In terms of inside City Hall politics, observers were waiting for Scott’s decision, in part, to see how the ongoing power struggle between the new mayor and Mosby, the new council president, would play out. Mosby ran for mayor in 2016 before quitting to get behind former Mayor Catherine Pugh. (In her first veto, Pugh reneged in on a campaign promise to support a $15 minimum wage in the city.) Currently under an FBI inquiry along with his wife, City State’s Attorney Marilyn Mosby—which has led to a subpoena of the couple’s financial records and tax statements—Council President Nick Mosby was viewed by some as needing a political win to distract attention from the investigation. Neither of the Mosbys has been charged with any crime.

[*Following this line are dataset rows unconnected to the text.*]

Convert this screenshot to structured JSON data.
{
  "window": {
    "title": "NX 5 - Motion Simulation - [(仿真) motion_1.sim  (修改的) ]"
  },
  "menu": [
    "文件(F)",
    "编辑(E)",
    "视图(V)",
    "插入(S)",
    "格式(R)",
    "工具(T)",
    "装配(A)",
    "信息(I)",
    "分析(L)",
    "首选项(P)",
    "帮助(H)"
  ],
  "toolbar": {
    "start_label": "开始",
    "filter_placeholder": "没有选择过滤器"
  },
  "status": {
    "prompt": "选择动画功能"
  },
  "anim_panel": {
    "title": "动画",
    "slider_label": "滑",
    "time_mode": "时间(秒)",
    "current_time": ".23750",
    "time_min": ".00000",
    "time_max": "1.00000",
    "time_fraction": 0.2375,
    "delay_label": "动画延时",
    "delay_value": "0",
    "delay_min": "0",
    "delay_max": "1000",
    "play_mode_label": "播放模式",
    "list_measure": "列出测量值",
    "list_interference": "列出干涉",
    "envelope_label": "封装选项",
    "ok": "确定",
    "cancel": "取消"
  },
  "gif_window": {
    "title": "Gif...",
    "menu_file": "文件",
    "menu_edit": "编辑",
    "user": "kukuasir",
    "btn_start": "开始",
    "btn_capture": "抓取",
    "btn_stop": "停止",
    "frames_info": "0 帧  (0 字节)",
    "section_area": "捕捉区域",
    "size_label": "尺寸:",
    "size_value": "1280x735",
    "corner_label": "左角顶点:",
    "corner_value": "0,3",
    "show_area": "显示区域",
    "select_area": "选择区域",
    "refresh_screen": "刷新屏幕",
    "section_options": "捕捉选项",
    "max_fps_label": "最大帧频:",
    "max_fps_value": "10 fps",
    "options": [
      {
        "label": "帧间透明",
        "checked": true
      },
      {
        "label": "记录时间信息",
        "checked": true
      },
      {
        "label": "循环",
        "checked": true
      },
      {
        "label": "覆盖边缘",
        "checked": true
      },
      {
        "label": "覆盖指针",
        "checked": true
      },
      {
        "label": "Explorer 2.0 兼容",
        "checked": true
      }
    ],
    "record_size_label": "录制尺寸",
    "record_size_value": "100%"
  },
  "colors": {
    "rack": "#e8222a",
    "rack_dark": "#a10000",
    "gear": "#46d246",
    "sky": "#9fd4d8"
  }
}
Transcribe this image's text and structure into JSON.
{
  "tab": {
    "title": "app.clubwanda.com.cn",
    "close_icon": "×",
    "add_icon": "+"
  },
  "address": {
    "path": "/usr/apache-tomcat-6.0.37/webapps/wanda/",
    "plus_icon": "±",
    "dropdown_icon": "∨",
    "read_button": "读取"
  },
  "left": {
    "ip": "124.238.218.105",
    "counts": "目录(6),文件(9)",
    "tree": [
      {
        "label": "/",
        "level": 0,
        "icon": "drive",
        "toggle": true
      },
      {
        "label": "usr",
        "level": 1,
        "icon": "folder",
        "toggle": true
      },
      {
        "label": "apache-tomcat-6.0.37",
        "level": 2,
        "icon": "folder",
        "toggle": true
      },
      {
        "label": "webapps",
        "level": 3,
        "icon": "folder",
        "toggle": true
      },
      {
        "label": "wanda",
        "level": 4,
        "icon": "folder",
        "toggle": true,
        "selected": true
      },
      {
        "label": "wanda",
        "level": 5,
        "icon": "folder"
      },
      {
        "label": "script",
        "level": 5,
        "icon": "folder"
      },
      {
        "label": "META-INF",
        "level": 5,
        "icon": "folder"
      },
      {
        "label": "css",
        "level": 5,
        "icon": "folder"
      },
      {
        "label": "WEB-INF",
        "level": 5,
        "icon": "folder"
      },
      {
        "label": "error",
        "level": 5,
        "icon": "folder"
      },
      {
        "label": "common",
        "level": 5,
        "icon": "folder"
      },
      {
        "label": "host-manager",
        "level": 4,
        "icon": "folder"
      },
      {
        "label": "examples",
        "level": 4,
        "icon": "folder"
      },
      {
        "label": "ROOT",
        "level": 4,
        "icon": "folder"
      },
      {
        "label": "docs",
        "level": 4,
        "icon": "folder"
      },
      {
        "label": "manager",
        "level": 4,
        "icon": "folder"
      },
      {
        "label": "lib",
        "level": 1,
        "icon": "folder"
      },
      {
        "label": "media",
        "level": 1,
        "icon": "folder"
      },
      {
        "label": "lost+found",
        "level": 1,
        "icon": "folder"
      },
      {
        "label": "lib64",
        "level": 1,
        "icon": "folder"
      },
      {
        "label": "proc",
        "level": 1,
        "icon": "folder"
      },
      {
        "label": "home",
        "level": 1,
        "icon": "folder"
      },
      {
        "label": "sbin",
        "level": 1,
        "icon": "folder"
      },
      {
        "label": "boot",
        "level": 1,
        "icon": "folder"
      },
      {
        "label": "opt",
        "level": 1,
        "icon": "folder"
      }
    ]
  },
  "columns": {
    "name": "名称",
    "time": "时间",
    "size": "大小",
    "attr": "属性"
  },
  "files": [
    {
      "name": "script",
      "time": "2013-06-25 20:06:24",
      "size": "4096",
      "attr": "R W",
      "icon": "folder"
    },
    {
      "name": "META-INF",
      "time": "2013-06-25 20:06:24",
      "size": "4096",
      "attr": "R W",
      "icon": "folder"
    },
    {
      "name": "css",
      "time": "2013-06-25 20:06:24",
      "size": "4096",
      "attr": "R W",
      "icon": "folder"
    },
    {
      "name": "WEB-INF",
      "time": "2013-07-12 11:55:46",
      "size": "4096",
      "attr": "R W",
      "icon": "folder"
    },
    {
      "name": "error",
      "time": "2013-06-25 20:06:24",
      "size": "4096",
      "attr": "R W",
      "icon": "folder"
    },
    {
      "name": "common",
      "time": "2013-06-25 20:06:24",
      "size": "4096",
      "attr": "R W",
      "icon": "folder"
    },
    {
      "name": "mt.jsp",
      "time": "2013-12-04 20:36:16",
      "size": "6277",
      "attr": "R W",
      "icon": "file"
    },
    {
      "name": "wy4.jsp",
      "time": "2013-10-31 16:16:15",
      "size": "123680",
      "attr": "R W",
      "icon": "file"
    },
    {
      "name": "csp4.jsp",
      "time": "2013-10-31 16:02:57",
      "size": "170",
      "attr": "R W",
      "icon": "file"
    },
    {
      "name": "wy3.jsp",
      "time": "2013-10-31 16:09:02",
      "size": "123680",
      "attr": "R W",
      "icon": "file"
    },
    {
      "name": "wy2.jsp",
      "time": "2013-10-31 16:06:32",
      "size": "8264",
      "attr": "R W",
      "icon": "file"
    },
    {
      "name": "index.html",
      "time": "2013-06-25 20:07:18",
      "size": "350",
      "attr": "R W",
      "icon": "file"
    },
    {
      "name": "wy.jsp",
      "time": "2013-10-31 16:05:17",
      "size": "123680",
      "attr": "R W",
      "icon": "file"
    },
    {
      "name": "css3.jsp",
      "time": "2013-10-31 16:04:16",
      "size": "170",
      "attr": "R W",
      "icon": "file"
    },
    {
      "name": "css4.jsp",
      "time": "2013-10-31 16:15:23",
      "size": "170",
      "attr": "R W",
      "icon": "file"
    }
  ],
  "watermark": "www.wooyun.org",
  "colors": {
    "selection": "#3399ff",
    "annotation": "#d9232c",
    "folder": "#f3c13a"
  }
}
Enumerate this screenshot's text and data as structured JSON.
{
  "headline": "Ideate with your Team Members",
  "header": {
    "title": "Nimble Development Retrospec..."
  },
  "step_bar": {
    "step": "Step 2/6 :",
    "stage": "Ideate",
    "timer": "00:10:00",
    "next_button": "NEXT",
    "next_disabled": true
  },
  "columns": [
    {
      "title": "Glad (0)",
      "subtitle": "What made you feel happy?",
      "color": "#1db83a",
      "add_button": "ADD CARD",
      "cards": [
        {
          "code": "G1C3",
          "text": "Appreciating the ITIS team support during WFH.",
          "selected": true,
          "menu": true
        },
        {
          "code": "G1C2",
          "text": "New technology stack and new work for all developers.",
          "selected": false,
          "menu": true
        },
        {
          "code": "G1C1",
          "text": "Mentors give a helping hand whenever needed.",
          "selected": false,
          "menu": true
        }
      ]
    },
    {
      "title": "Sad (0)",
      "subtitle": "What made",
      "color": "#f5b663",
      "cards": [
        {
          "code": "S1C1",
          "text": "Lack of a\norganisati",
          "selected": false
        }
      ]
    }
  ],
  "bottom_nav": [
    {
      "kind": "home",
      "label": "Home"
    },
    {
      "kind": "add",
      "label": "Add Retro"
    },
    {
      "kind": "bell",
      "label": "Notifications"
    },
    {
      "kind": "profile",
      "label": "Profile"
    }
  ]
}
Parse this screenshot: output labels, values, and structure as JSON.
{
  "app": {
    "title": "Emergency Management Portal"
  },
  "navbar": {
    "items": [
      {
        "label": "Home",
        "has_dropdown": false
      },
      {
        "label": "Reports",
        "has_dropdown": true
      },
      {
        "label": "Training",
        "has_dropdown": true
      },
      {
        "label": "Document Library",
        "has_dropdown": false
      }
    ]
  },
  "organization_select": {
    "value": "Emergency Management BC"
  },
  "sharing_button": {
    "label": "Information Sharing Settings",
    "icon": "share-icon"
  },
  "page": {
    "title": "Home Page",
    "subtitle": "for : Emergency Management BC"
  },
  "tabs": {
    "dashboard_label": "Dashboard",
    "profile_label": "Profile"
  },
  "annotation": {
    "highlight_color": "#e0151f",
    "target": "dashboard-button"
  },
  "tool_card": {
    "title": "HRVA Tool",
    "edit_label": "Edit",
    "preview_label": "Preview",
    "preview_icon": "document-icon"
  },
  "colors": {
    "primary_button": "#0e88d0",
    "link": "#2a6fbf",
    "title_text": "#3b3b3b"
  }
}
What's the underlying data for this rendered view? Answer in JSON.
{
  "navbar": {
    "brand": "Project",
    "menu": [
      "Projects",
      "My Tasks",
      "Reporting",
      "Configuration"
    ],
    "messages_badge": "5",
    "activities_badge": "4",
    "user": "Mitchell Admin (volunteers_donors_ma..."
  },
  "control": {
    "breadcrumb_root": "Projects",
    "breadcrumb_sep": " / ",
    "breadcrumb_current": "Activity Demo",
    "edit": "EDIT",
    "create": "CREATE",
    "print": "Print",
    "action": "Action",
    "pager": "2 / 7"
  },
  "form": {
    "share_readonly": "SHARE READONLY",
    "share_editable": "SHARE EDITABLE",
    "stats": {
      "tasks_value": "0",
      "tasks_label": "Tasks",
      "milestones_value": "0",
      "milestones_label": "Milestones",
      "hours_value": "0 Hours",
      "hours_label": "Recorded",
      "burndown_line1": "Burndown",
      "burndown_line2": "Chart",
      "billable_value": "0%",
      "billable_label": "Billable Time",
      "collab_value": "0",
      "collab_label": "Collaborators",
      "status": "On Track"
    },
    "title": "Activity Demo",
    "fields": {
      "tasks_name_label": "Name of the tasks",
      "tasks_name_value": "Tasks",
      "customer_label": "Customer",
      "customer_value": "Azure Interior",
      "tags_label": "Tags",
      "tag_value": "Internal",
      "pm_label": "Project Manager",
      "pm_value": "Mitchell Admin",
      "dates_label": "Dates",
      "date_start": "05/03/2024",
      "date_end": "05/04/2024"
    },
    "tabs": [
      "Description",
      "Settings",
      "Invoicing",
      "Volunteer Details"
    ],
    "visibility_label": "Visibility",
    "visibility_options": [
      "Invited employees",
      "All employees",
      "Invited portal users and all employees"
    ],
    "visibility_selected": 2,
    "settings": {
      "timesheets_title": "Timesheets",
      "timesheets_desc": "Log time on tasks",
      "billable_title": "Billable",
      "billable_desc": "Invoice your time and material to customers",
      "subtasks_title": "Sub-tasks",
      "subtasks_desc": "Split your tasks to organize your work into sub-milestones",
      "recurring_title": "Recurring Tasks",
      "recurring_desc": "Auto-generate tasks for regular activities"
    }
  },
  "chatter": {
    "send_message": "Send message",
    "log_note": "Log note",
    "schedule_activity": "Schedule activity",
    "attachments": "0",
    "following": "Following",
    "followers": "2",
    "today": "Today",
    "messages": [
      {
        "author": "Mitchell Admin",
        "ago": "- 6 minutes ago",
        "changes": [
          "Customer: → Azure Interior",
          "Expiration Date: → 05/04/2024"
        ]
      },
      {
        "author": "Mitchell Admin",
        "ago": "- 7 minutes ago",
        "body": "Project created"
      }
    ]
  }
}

In a statement after the announcement of the veto, Nick Mosby called Scott’s veto a “modern-day redlining with an outsize impact by a vocal advocacy class” and “structural racism” in practice. That charge was quickly rebuked by, among others, Morgan State professor Lawrence Brown, author of The Black Butterfly: The Harmful Politics of Race and Space in America, who identified himself as a “proud card-carrying member of the “vocal advocacy class.”
First of all, I'm a proud card-carrying member of the "vocal advocacy class." Last I checked, freedom fighters such as Walter P. Carter, Fannie Lou Hamer, Dr. King, and Ida B. Wells were vocal in their advocacy.— Equity Scientist (@BmoreDoc) May 18, 2021
Our job is to analyze policies and how they impact Black Lives. https://t.co/zkpVnGqvkK
“Now to say that this veto is an example of ‘modern-day redlining’ is truly astonishing when there are actual banks that redline Black neighborhoods & public budgets that redline Black neighborhoods,” Brown wrote in a Twitter thread. “Rhino’s bill aimed to SUBPRIME Black neighborhoods! That’s what we pointed out.”
“Part of what makes Rhino so tricky is that they are offering a new product so there isn’t an easy precedent,” Brown later added. “But it’s a new product supported by hedge funds on Wall Street, so that’s one clue. The language they use is another: Renter’s Choice. Which is akin to School Choice.”
Meanwhile, even as they celebrated Scott’s veto, housing advocates and organizers quickly turned their attention to a potential veto override vote early next month.
“The council has 20 days to override,” tweeted Caitlin Goldblatt, an organizer with Baltimore’s Democratic Socialists of America branch and Baltimore Renters United. “Now is the time to reach out to all these council members and tell them to support this veto.”